There was a siding between Rush and Williams streets as seen in the aerial shot. When I first moved to Kendallville in 1987 you could still see most of it. It's still there but has just sank into the ground. There was also a very old small wooden building by this siding that looked like it was at one time used by the railroad that has since been torn down. I've worked at Kraft for nine years and in that time, the engine has broke down a couple times. While switching is typically done in the morning it is an as needed operation so occasionally they will switch in the afternoon and rarely NS will drop cars off at night. I see them do this a couple times of year. The rail was also upgraded a few years ago to handle heavier cars. In the 80's I would watch Conrail run cars over broken rail and also spots where the joints were very loose or in one case missing. It definitely looked dangerous back then.

Matthew Ditton >> Off The Beaten Track Branchline Railroading
PREX 16 crossing Williams street at Kendallville Indiana
on the former GR&I Railroad.
Dan Coburn commented:
Former Lundington and Northern. It use haul silica sand to the C&O in Lundington, Mi. As i understand, It use to make occasional trips on the Carferries to Milwaukee for servicing.
Maxwell Crosby observed: "A rare SW8"
Matthew Ditton >> Off The Beaten Track Branchline Railroading
Matthew's comment:
An employee for the Kendallville Terminal Railroad gets ready to throw the switch so PREX 16 can shove cars down to the KraftHeinz plant.
I hope the condition of the track is exaggerated because the picture was taken with a telephoto. Ivan Archivaldo commented " Look at those dips, squirrels, and misalignments. Lol."

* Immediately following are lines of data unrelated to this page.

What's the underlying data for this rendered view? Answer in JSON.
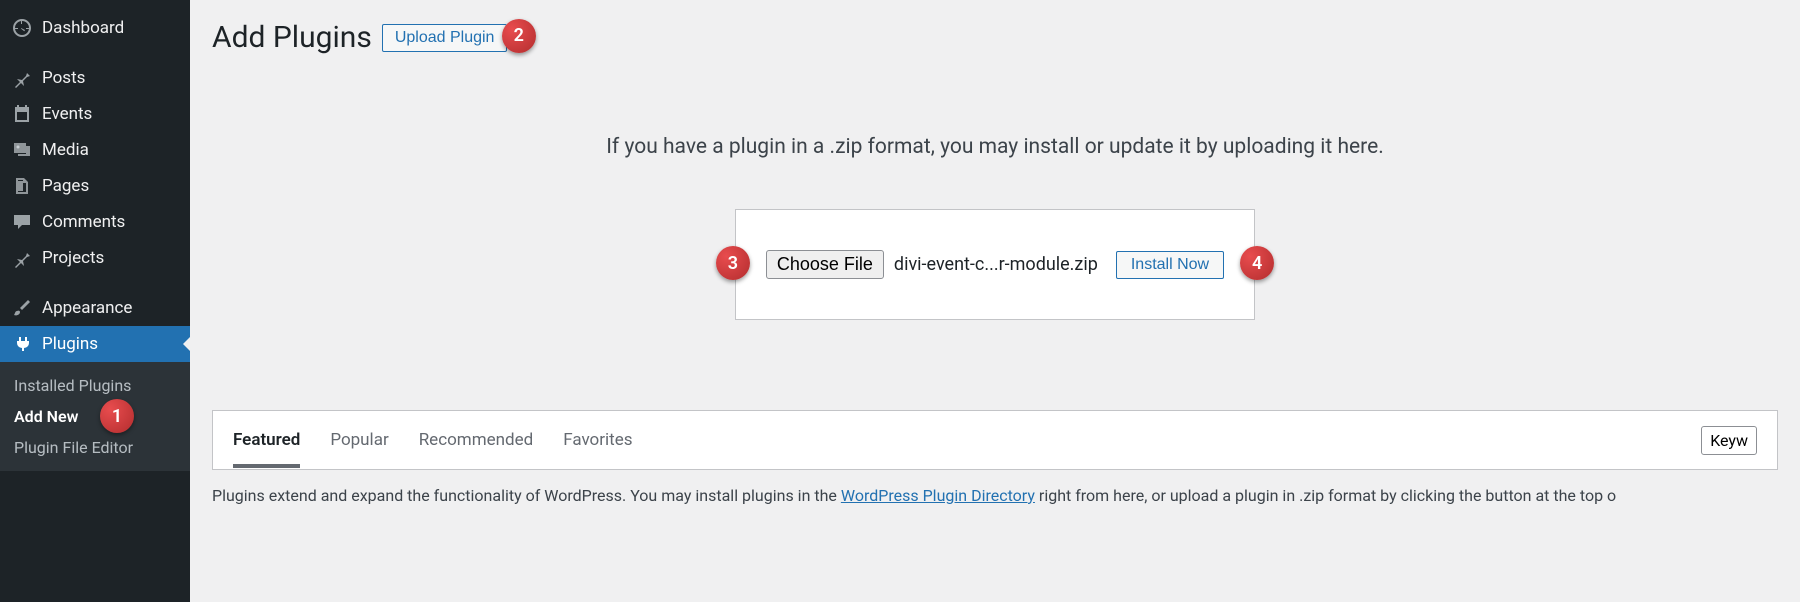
{
  "sidebar": {
    "items": [
      {
        "label": "Dashboard",
        "icon": "dashboard"
      },
      {
        "label": "Posts",
        "icon": "pin"
      },
      {
        "label": "Events",
        "icon": "calendar"
      },
      {
        "label": "Media",
        "icon": "media"
      },
      {
        "label": "Pages",
        "icon": "pages"
      },
      {
        "label": "Comments",
        "icon": "comments"
      },
      {
        "label": "Projects",
        "icon": "pin"
      },
      {
        "label": "Appearance",
        "icon": "brush"
      },
      {
        "label": "Plugins",
        "icon": "plug"
      }
    ],
    "submenu": [
      {
        "label": "Installed Plugins"
      },
      {
        "label": "Add New"
      },
      {
        "label": "Plugin File Editor"
      }
    ]
  },
  "page": {
    "title": "Add Plugins",
    "upload_button": "Upload Plugin",
    "upload_message": "If you have a plugin in a .zip format, you may install or update it by uploading it here.",
    "choose_file": "Choose File",
    "file_name": "divi-event-c...r-module.zip",
    "install_now": "Install Now",
    "tabs": [
      {
        "label": "Featured"
      },
      {
        "label": "Popular"
      },
      {
        "label": "Recommended"
      },
      {
        "label": "Favorites"
      }
    ],
    "search_label": "Keyw",
    "description_prefix": "Plugins extend and expand the functionality of WordPress. You may install plugins in the ",
    "description_link": "WordPress Plugin Directory",
    "description_suffix": " right from here, or upload a plugin in .zip format by clicking the button at the top o"
  },
  "badges": {
    "b1": "1",
    "b2": "2",
    "b3": "3",
    "b4": "4"
  }
}
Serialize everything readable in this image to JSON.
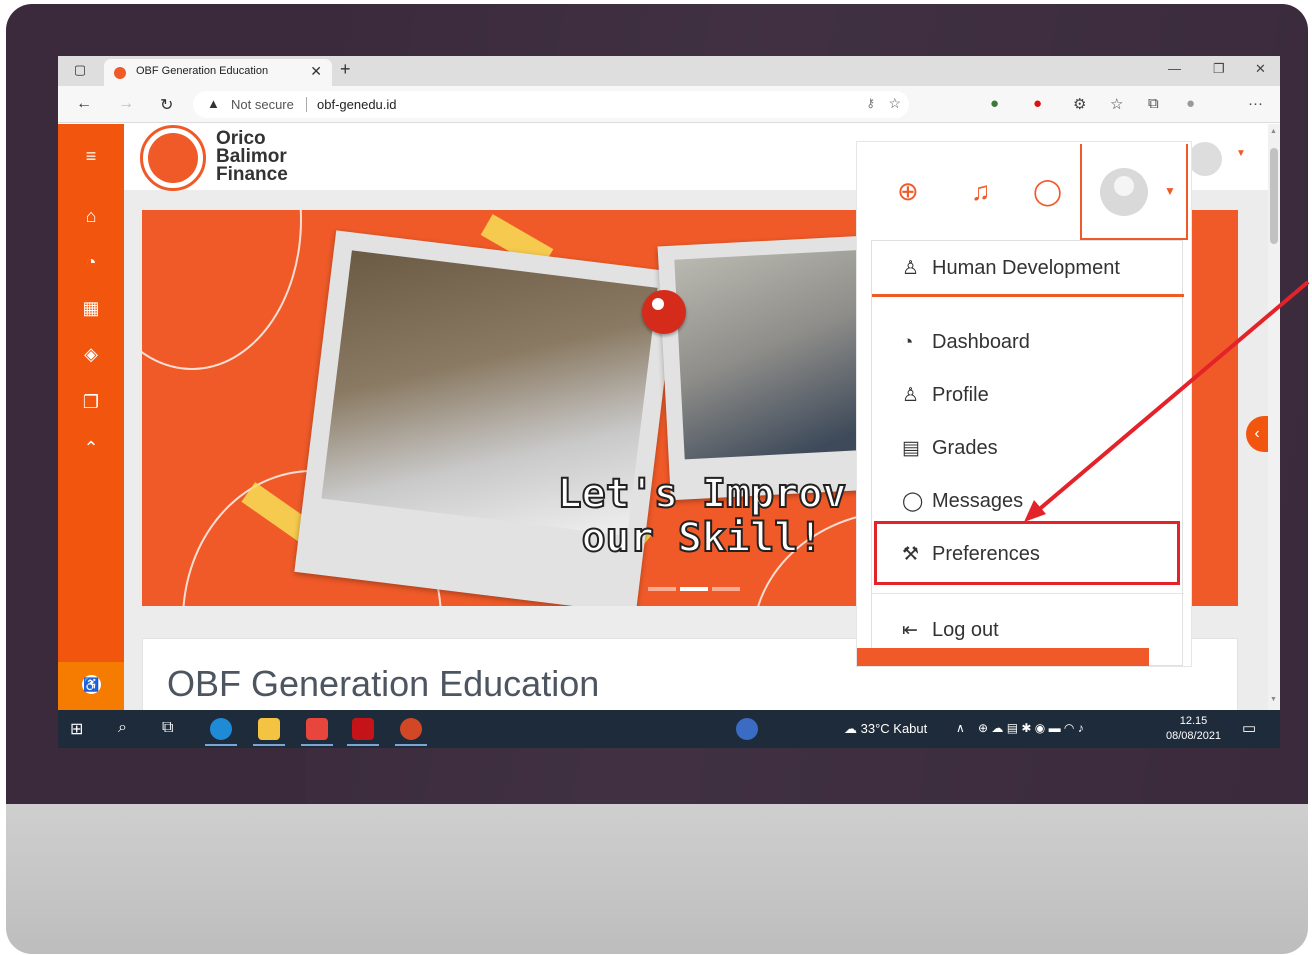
{
  "browser": {
    "tab_title": "OBF Generation Education",
    "not_secure": "Not secure",
    "url": "obf-genedu.id"
  },
  "site": {
    "logo_line1": "Orico",
    "logo_line2": "Balimor",
    "logo_line3": "Finance",
    "banner_line1": "Let's Improv",
    "banner_line2": "our Skill!",
    "course_title": "OBF Generation Education"
  },
  "user_menu": {
    "username": "Human Development",
    "items": [
      {
        "label": "Dashboard",
        "icon": "dashboard-icon"
      },
      {
        "label": "Profile",
        "icon": "profile-icon"
      },
      {
        "label": "Grades",
        "icon": "grades-icon"
      },
      {
        "label": "Messages",
        "icon": "messages-icon"
      },
      {
        "label": "Preferences",
        "icon": "wrench-icon"
      },
      {
        "label": "Log out",
        "icon": "logout-icon"
      }
    ],
    "highlighted": "Preferences"
  },
  "taskbar": {
    "weather": "33°C Kabut",
    "time": "12.15",
    "date": "08/08/2021"
  },
  "colors": {
    "brand": "#f05a28",
    "highlight": "#e3222a",
    "taskbar": "#1e2b3a"
  }
}
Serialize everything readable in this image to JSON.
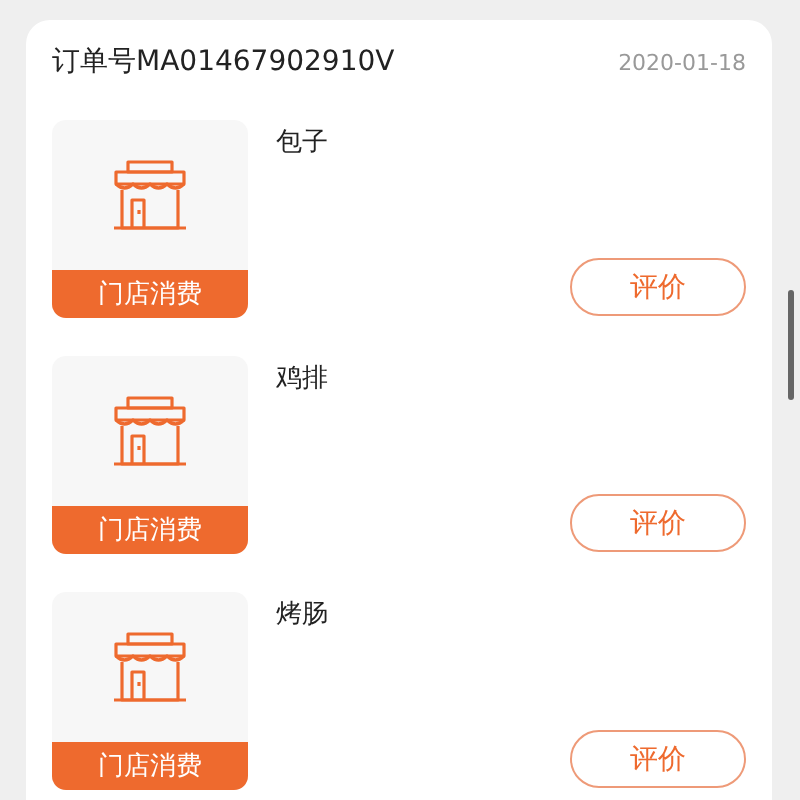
{
  "order": {
    "number": "订单号MA01467902910V",
    "date": "2020-01-18"
  },
  "items": [
    {
      "name": "包子",
      "tag": "门店消费",
      "button": "评价"
    },
    {
      "name": "鸡排",
      "tag": "门店消费",
      "button": "评价"
    },
    {
      "name": "烤肠",
      "tag": "门店消费",
      "button": "评价"
    }
  ]
}
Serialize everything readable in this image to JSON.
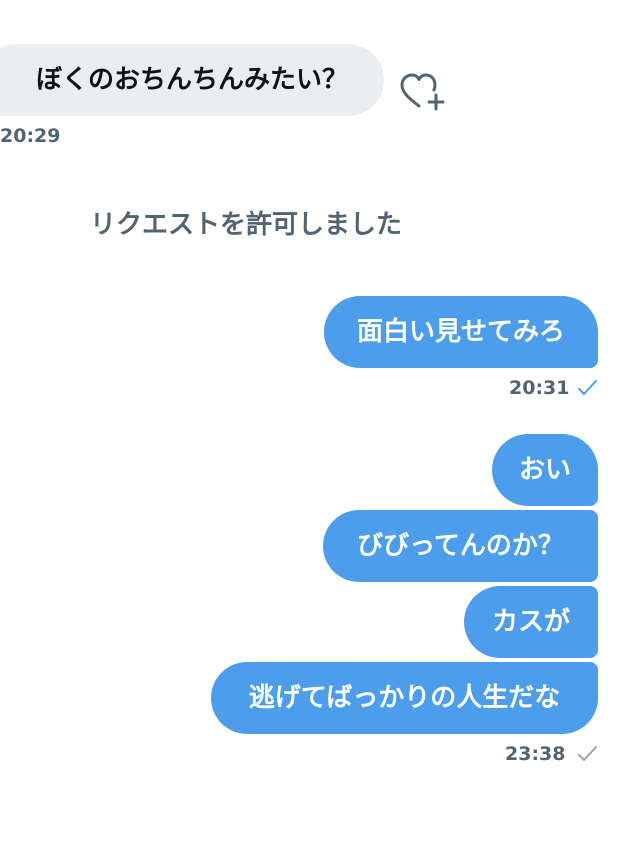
{
  "thread": {
    "incoming_message": {
      "text": "ぼくのおちんちんみたい？",
      "time": "20:29"
    },
    "system_notice": "リクエストを許可しました",
    "outgoing_group_1": {
      "messages": [
        "面白い見せてみろ"
      ],
      "time": "20:31",
      "status_icon": "check-icon",
      "status_color": "#4c9deb"
    },
    "outgoing_group_2": {
      "messages": [
        "おい",
        "びびってんのか？",
        "カスが",
        "逃げてばっかりの人生だな"
      ],
      "time": "23:38",
      "status_icon": "check-icon",
      "status_color": "#9aa5b0"
    }
  },
  "icons": {
    "reaction": "heart-plus-icon"
  },
  "colors": {
    "outgoing_bubble": "#4c9deb",
    "incoming_bubble": "#ebedf0",
    "secondary_text": "#536471"
  }
}
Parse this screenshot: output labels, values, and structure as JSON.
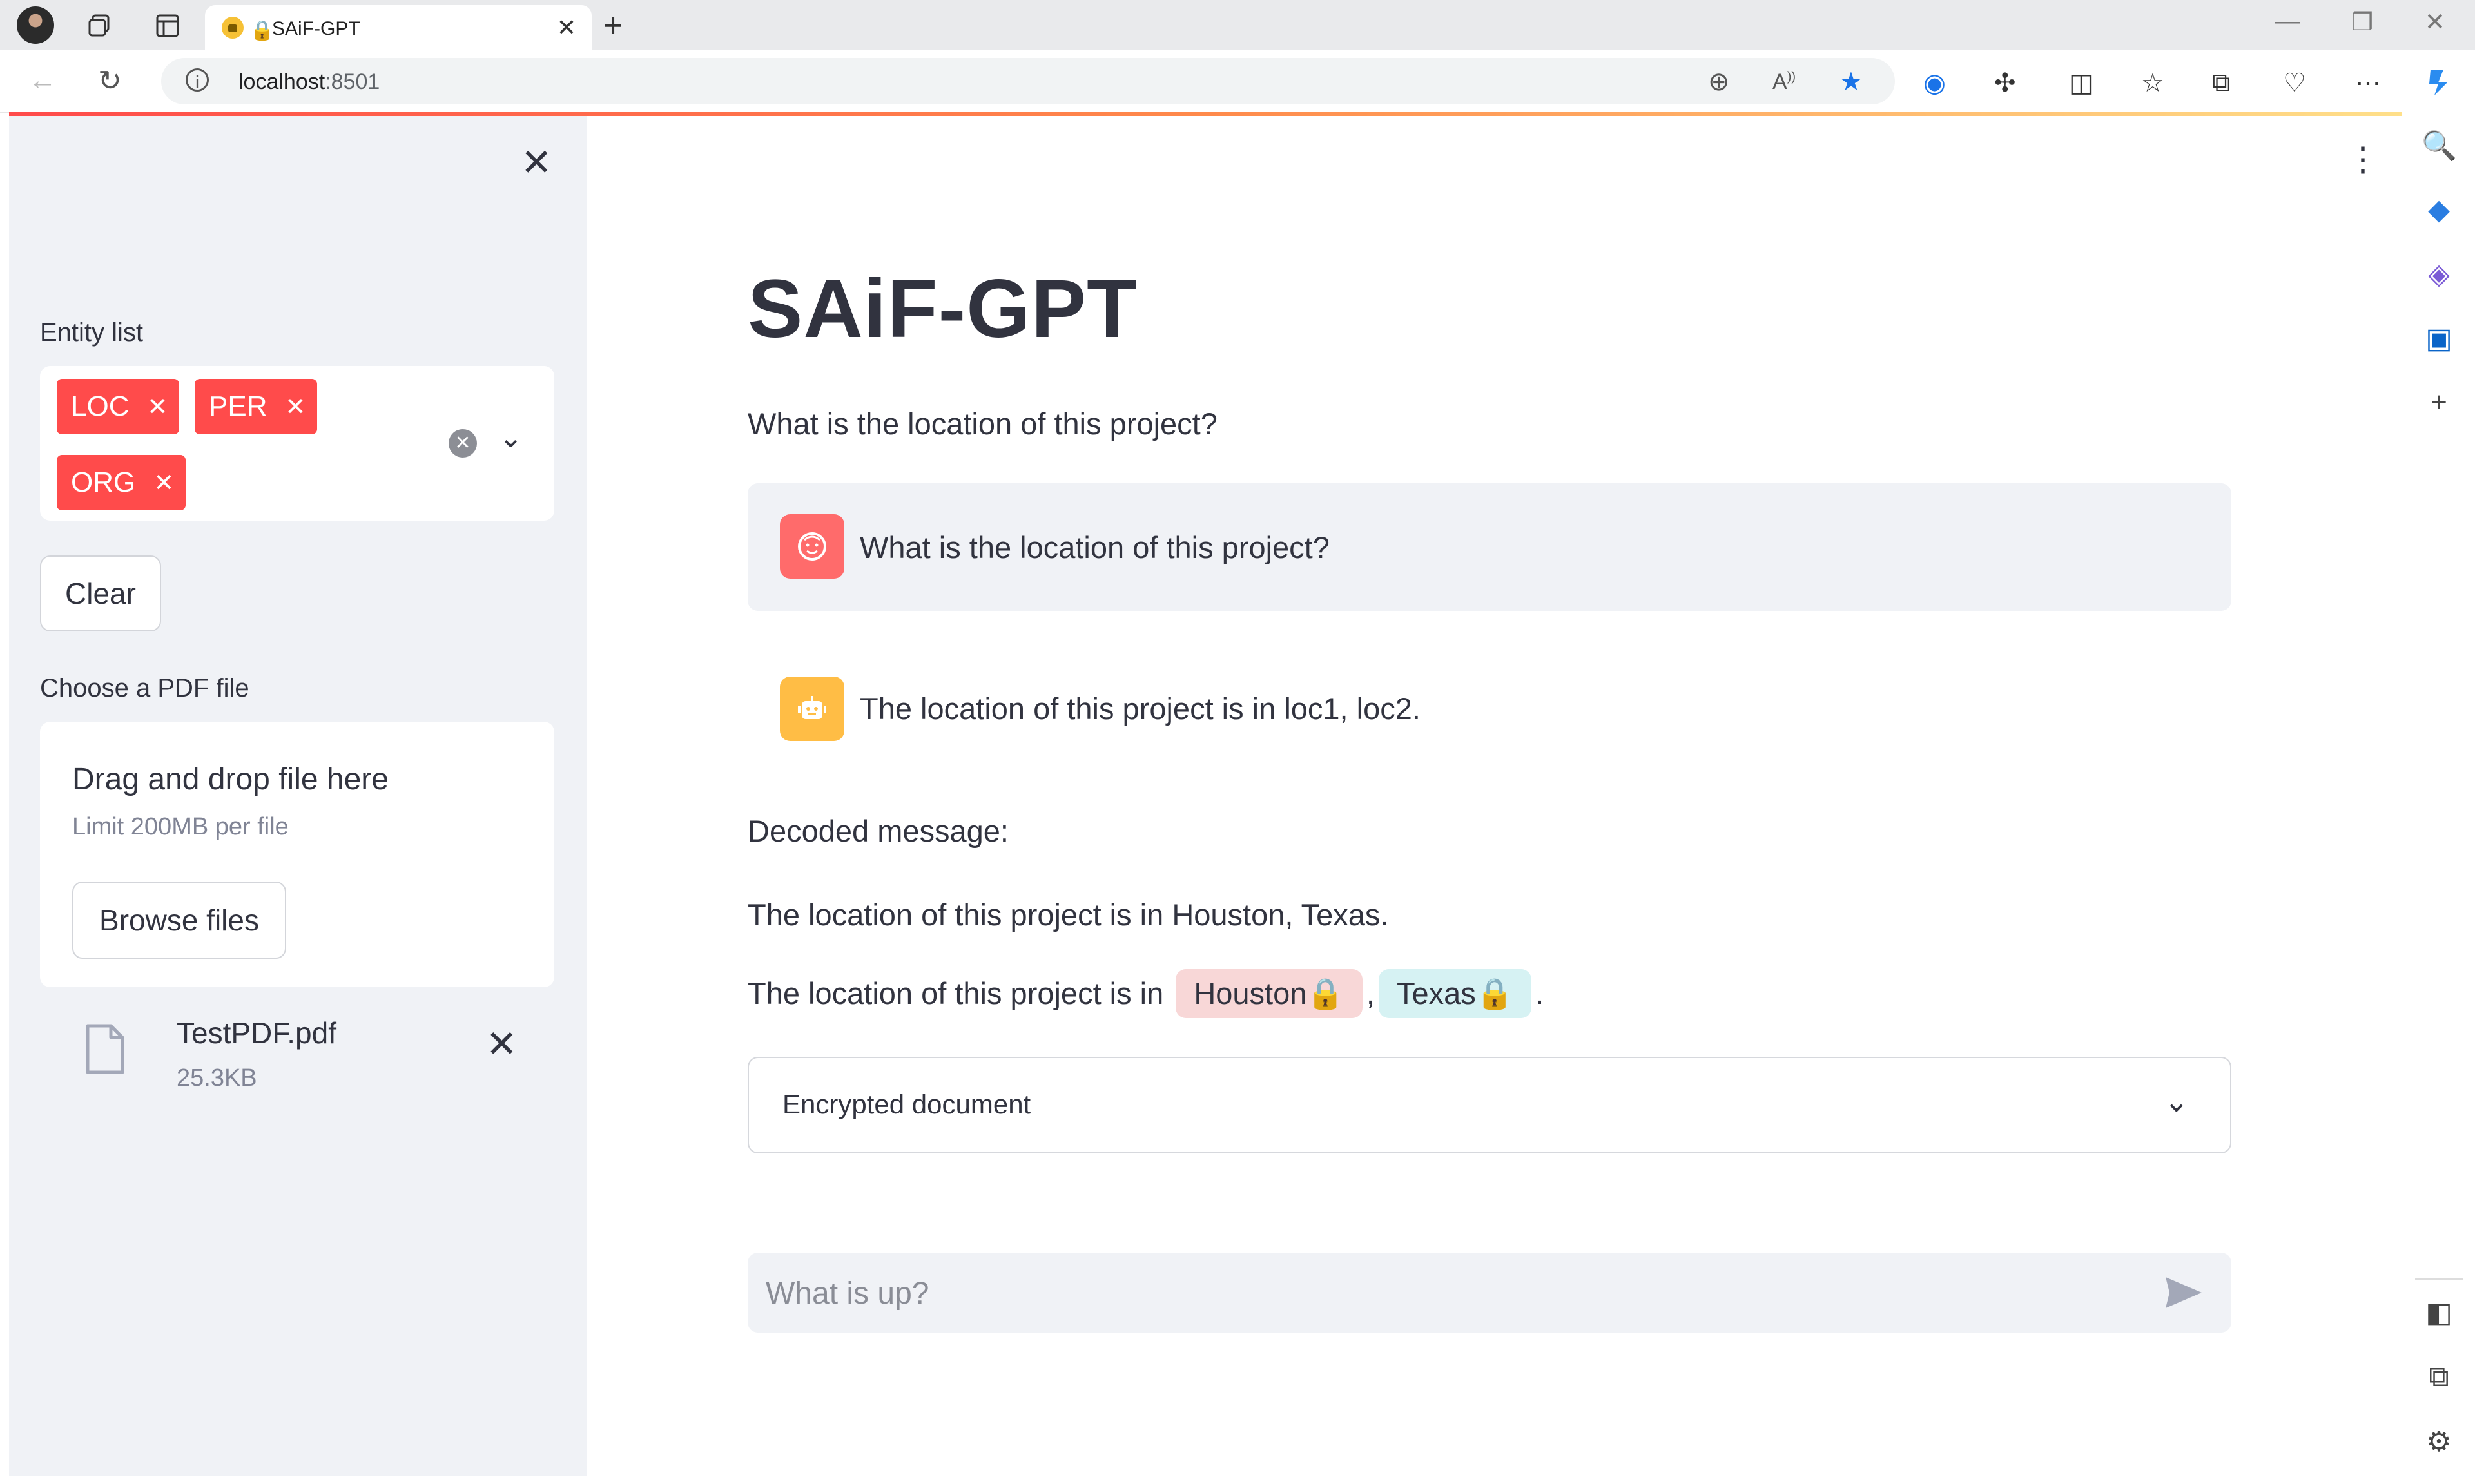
{
  "browser": {
    "tab_title": "SAiF-GPT",
    "url_host": "localhost",
    "url_port": ":8501"
  },
  "sidebar": {
    "entity_list_label": "Entity list",
    "entities": [
      "LOC",
      "PER",
      "ORG"
    ],
    "clear_label": "Clear",
    "pdf_label": "Choose a PDF file",
    "uploader": {
      "drag_text": "Drag and drop file here",
      "limit_text": "Limit 200MB per file",
      "browse_label": "Browse files"
    },
    "file": {
      "name": "TestPDF.pdf",
      "size": "25.3KB"
    }
  },
  "main": {
    "title": "SAiF-GPT",
    "question": "What is the location of this project?",
    "user_message": "What is the location of this project?",
    "assistant_message": "The location of this project is in loc1, loc2.",
    "decoded_label": "Decoded message:",
    "decoded_text": "The location of this project is in Houston, Texas.",
    "annotated_prefix": "The location of this project is in ",
    "annotated_entities": [
      {
        "text": "Houston",
        "bg": "#f8d7d7"
      },
      {
        "text": "Texas",
        "bg": "#d6f2f3"
      }
    ],
    "annotated_sep": ",",
    "annotated_suffix": ".",
    "expander_label": "Encrypted document",
    "chat_placeholder": "What is up?"
  },
  "colors": {
    "accent": "#ff4b4b",
    "user_avatar": "#ff6b6b",
    "assistant_avatar": "#ffbd45",
    "sidebar_bg": "#f0f2f6"
  }
}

Matthew answered a question concerning the signalling: "The signal is for the Norfolk Southern Chicago line. The track the engine is on used to go all the way to Grand Rapids Michigan but was removed north of the NS line in 1979."

Matthew Ditton -> Grand Rapids & Indiana Railroad History
Matthew's comment:
GR&I tracks at Kendallville Indiana going past the Kraft plant and crossing Main Street.
The Ludington & Northern locomotive also caught Keith Rottman's eye.
Kenny Wilkerson posted
An NYC era General Railway Signal Co. (GRS) Type G tri-light signal waits for action at CP-379 in downtown Kendallville, Indiana on NS' ex-LS&MS/NYC/PC/CR Chicago Line. CP-379 was once the home of UK Tower where PRR's Grand Rapids & Indiana Railroad crossed at grade.

Matt Ditton posted four more pictures of the engine switching the plant with the comment "Kendallville Terminal Raiload shoving cars into the Kraft/Heinz plant in Kendallville Indiana yesterday.[11/18/2016]"
Mark Hershoren The Ludington Northern markings are showing through!




Jeremy Winkworth posted a picture of the locomotive from 20 years ago asking for some current photos. I and others contributed photos as comments.
Jeremy Winkworth I should add a couple of bits of information. Kraft in Kendalville gets a daily switch. Secondly, in the cab of that switcher it looks much like how it came from the factory many decades ago. It has not been updated, making it a true piece of history!

Matthew Ditton posted
This is at Kendallville Indiana on the former Grand Rapids and Indiana. A southbound Pennsylvania train crossing the NYC taken by Elsworth Crick taken around 1950 with "UK" tower still standing. The tower was torn down in the mid 50's and the tracks were removed in 1980. Just behind me a short remnant of track remains to serve the Kraft/Heinz plant.
Mike snow posted six more photos.

No comments:

Post a Comment